And, new customers are very expensive to find: it costs a lot of money to place ads and create marketing campaigns just to get an offer out in front of potential new customers. You need to spend a fair bit of money reaching out broadly through different media to reach as many new eyeballs as possible and campaigns cost to create and distribute. It’s been said it costs five to seven times more to acquire a new customer than the cost to retain a current and existing customer. Always going after new customers has a high price with terrible returns on effort and expense expended.
Then, there is the alienation factor. Always pursuing new customers without making an effort to reach out to your current customers tends to tick off the customers who do give you their business. If you are extending offers to new customers and not recognizing or rewarding the customers you currently have, it’s likely your current customers are going to assume that you do not value their relationship with you. If you want loyalty and a relationship, you’d better look after those who are extending same to you.
So, you really should have a balanced approach to marketing and understand that you need to look after what you have in addition to reaching out to find more customers. It’s a fine balancing act, but it can be done. How it’s done varies, but a good marketing company should be able to help you craft a decent balanced and effective marketing plan to reward and acknowledge current customer and find, capture and keep new customers.
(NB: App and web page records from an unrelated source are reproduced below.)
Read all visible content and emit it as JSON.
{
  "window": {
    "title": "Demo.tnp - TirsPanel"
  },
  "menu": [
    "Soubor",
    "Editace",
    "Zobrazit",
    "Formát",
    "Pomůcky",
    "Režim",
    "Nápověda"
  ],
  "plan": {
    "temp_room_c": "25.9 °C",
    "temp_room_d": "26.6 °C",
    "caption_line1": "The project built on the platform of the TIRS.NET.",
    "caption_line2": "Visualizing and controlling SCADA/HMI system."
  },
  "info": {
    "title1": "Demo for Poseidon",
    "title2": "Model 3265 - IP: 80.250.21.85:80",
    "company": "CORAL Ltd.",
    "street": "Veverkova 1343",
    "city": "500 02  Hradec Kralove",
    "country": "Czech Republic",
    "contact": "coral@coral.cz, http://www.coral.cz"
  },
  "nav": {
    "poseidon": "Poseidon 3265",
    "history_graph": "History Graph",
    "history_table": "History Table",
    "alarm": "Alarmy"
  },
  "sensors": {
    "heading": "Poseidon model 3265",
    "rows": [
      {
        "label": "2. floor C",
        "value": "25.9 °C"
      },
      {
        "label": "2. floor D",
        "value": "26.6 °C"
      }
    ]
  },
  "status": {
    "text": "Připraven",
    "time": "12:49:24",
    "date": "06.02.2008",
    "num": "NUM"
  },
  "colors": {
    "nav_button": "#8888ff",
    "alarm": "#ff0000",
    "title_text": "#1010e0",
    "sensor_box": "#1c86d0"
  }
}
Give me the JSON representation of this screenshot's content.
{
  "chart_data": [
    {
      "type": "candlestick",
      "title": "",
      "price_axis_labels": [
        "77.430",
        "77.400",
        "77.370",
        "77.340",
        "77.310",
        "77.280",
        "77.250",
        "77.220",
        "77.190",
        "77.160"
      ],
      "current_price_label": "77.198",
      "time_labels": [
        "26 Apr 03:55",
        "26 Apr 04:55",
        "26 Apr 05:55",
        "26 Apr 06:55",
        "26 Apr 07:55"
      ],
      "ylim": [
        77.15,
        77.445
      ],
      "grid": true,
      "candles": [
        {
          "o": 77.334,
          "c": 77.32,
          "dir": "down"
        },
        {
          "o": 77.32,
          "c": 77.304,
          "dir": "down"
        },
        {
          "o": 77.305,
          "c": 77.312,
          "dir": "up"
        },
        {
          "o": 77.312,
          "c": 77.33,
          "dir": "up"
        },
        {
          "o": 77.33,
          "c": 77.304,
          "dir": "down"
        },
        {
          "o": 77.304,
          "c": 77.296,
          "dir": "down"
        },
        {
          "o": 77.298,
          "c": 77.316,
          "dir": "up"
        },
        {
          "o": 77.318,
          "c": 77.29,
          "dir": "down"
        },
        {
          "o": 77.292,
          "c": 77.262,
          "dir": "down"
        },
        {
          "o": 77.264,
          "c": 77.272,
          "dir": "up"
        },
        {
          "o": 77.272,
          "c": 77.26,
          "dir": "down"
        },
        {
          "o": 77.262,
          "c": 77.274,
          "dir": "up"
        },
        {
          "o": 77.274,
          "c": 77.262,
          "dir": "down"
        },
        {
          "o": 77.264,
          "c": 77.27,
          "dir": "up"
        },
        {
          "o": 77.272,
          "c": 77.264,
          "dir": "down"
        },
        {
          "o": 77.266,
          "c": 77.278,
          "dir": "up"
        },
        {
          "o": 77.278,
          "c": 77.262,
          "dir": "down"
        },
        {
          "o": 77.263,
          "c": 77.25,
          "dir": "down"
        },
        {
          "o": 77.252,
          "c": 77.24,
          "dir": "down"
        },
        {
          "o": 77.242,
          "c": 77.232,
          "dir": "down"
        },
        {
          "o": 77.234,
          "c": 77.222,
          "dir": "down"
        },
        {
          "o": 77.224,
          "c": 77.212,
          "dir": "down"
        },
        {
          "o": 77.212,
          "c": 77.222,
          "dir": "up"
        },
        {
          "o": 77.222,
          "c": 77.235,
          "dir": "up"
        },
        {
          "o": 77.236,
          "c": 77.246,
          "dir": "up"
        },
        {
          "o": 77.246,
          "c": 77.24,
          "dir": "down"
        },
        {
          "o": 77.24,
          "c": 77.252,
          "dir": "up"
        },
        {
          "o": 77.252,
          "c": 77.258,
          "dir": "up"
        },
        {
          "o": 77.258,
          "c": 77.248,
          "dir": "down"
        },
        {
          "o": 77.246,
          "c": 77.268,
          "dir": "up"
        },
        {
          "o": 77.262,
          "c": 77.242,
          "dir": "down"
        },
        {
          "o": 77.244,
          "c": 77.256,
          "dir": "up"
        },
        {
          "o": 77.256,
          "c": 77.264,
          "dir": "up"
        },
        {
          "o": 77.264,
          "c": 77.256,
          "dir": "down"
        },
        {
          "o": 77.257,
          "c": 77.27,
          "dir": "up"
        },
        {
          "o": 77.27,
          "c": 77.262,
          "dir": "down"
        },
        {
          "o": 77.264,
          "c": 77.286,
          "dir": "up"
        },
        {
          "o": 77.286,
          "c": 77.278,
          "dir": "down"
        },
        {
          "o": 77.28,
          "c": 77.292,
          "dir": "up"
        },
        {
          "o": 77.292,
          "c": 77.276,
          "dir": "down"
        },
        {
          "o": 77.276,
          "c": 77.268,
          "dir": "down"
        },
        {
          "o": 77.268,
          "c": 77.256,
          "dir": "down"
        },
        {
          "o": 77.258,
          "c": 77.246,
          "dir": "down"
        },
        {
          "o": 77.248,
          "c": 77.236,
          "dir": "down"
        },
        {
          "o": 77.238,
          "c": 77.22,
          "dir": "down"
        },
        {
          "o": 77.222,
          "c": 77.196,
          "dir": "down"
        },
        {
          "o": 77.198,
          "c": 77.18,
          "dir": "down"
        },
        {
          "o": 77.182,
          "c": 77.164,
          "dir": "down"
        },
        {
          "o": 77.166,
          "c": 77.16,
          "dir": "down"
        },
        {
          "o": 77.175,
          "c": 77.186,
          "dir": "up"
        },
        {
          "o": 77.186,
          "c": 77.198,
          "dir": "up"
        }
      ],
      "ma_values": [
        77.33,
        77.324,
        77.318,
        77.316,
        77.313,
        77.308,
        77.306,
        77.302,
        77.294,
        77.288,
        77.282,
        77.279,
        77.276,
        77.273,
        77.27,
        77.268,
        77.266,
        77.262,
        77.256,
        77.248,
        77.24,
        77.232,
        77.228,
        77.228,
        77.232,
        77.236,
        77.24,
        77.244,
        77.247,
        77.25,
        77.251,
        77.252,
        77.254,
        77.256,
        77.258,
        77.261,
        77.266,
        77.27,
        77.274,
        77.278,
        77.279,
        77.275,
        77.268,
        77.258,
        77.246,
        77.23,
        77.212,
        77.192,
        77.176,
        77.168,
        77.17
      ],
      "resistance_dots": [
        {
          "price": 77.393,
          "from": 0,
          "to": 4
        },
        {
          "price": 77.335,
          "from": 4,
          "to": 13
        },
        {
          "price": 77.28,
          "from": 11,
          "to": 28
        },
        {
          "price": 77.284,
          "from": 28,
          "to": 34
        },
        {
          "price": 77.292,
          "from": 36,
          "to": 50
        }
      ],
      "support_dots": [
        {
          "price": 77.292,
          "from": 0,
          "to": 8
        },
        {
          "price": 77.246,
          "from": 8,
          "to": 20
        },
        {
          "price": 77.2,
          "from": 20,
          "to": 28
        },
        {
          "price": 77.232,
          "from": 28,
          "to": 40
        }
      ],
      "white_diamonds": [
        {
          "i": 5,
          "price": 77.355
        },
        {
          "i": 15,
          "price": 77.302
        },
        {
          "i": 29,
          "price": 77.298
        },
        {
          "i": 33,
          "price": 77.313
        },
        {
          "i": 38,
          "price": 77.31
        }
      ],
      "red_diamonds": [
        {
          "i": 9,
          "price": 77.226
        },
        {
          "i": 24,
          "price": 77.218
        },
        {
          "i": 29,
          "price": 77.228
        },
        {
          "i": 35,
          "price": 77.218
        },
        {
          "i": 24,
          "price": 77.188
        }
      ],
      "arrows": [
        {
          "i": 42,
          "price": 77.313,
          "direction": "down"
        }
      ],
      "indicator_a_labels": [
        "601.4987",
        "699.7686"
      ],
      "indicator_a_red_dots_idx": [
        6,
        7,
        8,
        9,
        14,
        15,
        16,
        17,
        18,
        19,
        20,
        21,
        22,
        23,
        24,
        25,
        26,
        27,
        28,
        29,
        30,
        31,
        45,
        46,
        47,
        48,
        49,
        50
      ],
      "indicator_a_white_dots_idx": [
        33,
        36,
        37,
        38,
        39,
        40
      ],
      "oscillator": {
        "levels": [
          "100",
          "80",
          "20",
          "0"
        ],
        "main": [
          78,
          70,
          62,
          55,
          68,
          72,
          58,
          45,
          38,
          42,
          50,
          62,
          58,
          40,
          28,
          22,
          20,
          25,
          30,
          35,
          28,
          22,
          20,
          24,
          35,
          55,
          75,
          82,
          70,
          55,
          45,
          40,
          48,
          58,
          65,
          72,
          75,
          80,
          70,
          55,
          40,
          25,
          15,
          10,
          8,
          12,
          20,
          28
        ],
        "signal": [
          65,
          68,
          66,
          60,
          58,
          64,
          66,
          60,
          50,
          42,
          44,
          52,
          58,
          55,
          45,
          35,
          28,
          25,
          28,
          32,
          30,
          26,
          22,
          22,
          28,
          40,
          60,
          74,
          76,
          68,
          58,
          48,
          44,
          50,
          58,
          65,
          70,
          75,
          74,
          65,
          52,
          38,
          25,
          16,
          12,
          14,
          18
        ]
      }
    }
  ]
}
Darcy Moen opened his first drycleaning shop at the age nineteen. Over the next sixteen years, he built his first 600 square foot plant into a chain of 5 stores, creating and testing his own marketing programs along the way. Darcy is a multi-media marketer, working in digital signage, video, print, direct mail, web, e-mail and is a social media expert certified by Facebook for Pages, Insights and Ad Systems. Please visit www.drycleanersuniversity.com.